(Data records for software interfaces)
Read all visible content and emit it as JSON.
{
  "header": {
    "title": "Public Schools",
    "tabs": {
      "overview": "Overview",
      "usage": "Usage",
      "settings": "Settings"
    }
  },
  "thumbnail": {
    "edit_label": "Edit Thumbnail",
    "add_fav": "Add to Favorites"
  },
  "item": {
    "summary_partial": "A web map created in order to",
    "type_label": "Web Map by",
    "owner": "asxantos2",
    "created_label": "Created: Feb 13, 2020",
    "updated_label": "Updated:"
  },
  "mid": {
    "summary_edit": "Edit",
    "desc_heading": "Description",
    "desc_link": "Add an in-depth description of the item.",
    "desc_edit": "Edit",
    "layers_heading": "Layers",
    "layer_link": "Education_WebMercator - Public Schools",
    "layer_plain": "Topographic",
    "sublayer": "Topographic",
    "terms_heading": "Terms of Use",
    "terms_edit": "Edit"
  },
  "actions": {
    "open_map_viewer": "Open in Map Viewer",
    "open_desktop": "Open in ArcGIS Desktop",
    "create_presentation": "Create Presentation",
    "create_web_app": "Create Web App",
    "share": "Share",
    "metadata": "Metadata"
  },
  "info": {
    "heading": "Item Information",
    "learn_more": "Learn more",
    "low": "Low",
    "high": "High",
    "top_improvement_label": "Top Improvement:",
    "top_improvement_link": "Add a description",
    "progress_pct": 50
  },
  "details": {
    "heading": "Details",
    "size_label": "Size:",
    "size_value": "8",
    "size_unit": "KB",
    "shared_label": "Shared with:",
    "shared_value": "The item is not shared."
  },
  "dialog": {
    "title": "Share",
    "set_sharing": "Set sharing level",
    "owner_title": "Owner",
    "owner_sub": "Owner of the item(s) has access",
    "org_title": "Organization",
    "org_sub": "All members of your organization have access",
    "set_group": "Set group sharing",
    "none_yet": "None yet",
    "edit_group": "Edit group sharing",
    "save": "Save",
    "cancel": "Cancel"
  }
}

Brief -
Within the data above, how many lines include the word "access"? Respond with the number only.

Response to this exercise -
2